* **PROVIDED DATA**:
◇ ◇ ◇ ◇ ◇ ◇ ◇

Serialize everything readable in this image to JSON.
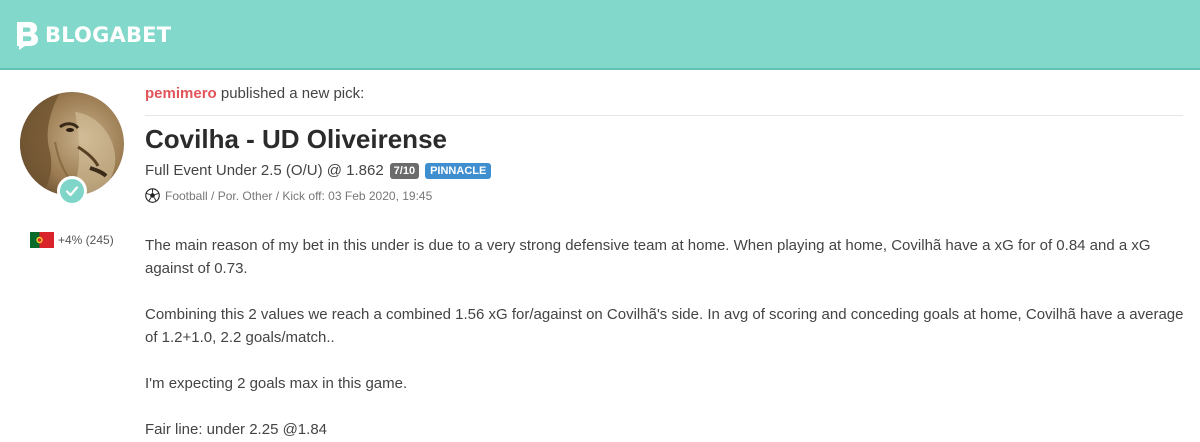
{
  "brand": {
    "name": "BLOGABET",
    "accent": "#82d9cb"
  },
  "post": {
    "username": "pemimero",
    "action": "published a new pick:",
    "user_stats": "+4% (245)",
    "user_flag": "portugal-flag-icon",
    "match": "Covilha - UD Oliveirense",
    "pick": "Full Event Under 2.5 (O/U) @ 1.862",
    "stake": "7/10",
    "bookmaker": "PINNACLE",
    "meta": "Football / Por. Other / Kick off: 03 Feb 2020, 19:45",
    "paragraphs": [
      "The main reason of my bet in this under is due to a very strong defensive team at home. When playing at home, Covilhã have a xG for of 0.84 and a xG against of 0.73.",
      "Combining this 2 values we reach a combined 1.56 xG for/against on Covilhã's side. In avg of scoring and conceding goals at home, Covilhã have a average of 1.2+1.0, 2.2 goals/match..",
      "I'm expecting 2 goals max in this game.",
      "Fair line: under 2.25 @1.84"
    ]
  },
  "colors": {
    "username": "#e1545a",
    "stake_badge": "#6b6b6b",
    "bookmaker_badge": "#3e8ed0",
    "verified_badge": "#7fd6c8"
  }
}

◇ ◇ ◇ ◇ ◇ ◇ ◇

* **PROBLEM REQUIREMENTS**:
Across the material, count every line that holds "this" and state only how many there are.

* **TASK OUTPUT**:
4